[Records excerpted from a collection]
[Start of Attachment]

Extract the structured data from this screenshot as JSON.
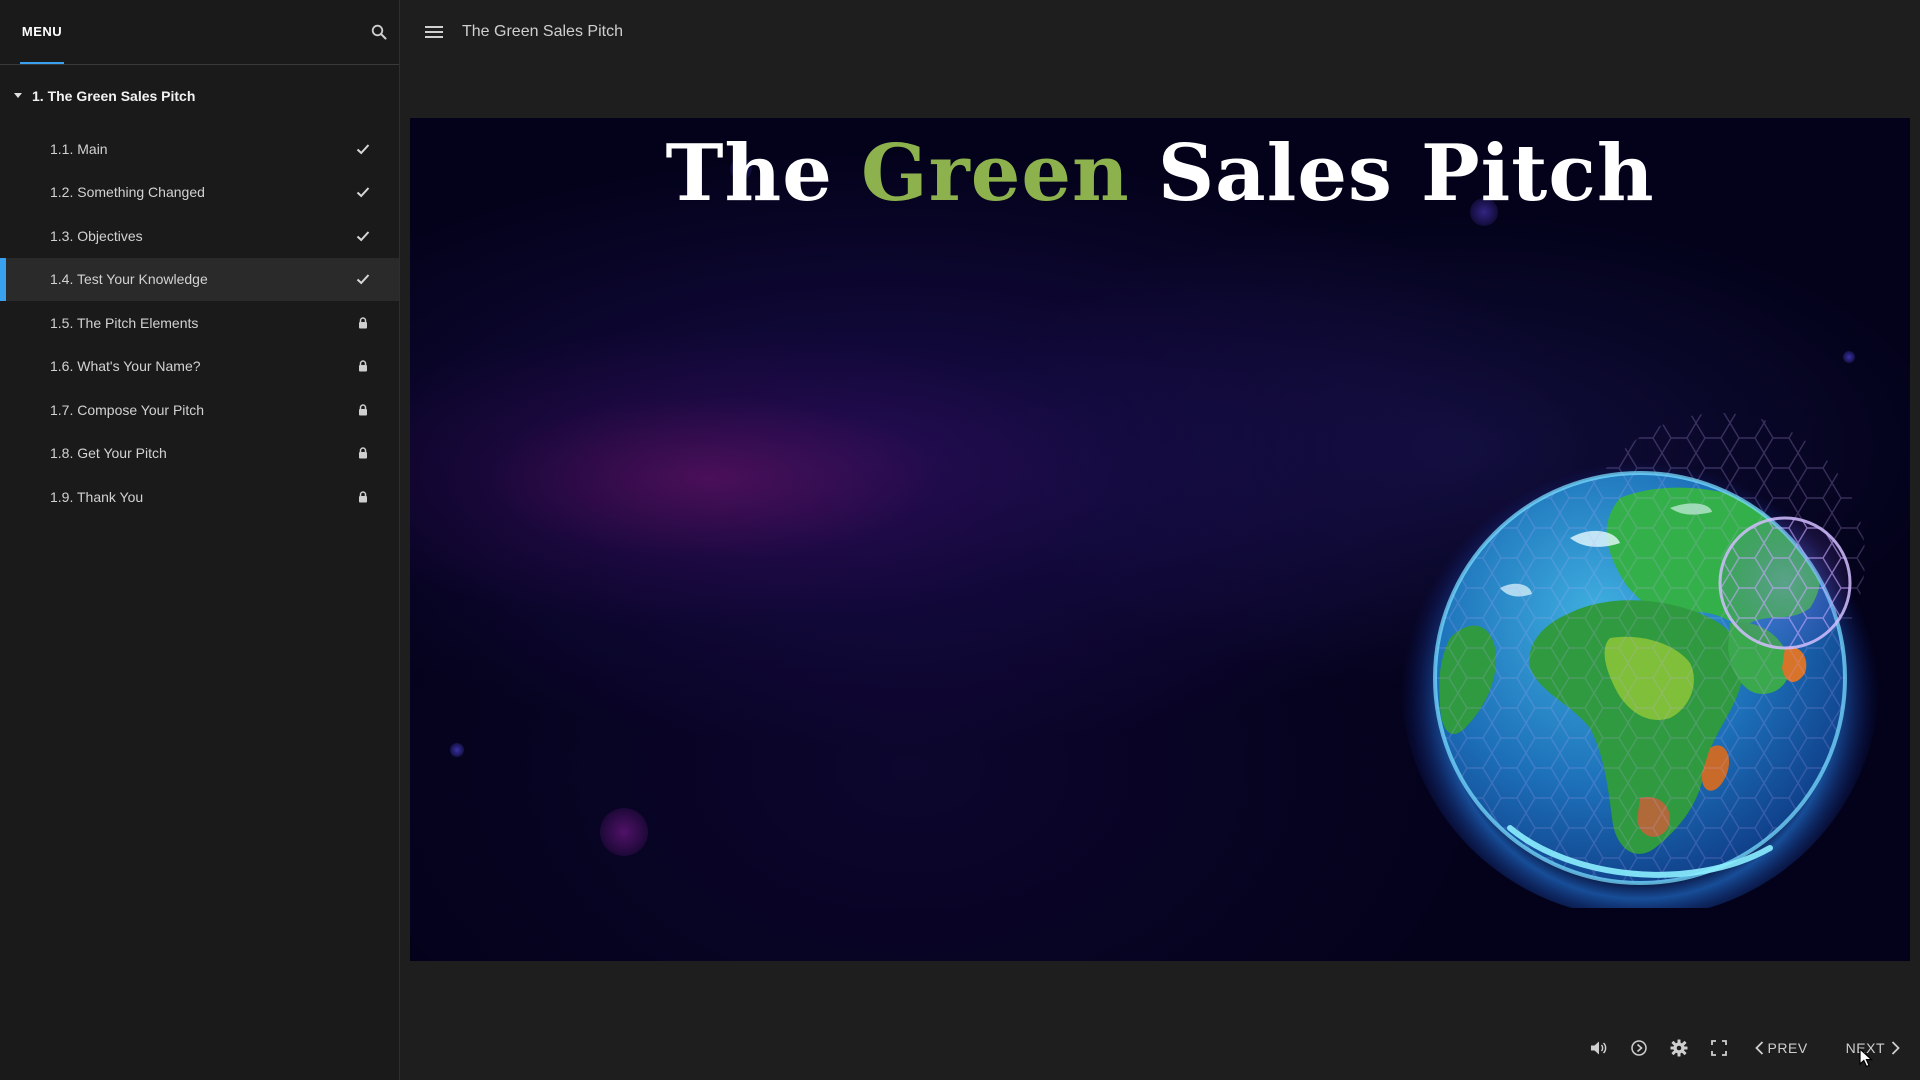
{
  "sidebar": {
    "menu_label": "MENU",
    "search_icon": "search-icon",
    "section": {
      "title": "1. The Green Sales Pitch",
      "expanded": true
    },
    "lessons": [
      {
        "label": "1.1. Main",
        "status": "complete"
      },
      {
        "label": "1.2. Something Changed",
        "status": "complete"
      },
      {
        "label": "1.3. Objectives",
        "status": "complete"
      },
      {
        "label": "1.4. Test Your Knowledge",
        "status": "complete",
        "active": true
      },
      {
        "label": "1.5. The Pitch Elements",
        "status": "locked"
      },
      {
        "label": "1.6. What's Your Name?",
        "status": "locked"
      },
      {
        "label": "1.7. Compose Your Pitch",
        "status": "locked"
      },
      {
        "label": "1.8. Get Your Pitch",
        "status": "locked"
      },
      {
        "label": "1.9. Thank You",
        "status": "locked"
      }
    ]
  },
  "topbar": {
    "menu_icon": "hamburger-icon",
    "course_title": "The Green Sales Pitch"
  },
  "slide": {
    "title_part1": "The",
    "title_accent": "Green",
    "title_part2": "Sales Pitch",
    "image": "earth-globe-with-hexagon-shield"
  },
  "controls": {
    "icons": [
      "volume-icon",
      "captions-icon",
      "settings-icon",
      "fullscreen-icon"
    ],
    "prev_label": "PREV",
    "next_label": "NEXT"
  },
  "colors": {
    "accent_blue": "#3aa0f0",
    "title_green": "#8db24d",
    "background": "#1e1e1e",
    "sidebar_bg": "#1a1a1a"
  }
}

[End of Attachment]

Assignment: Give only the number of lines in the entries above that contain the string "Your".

Answer to this problem: 4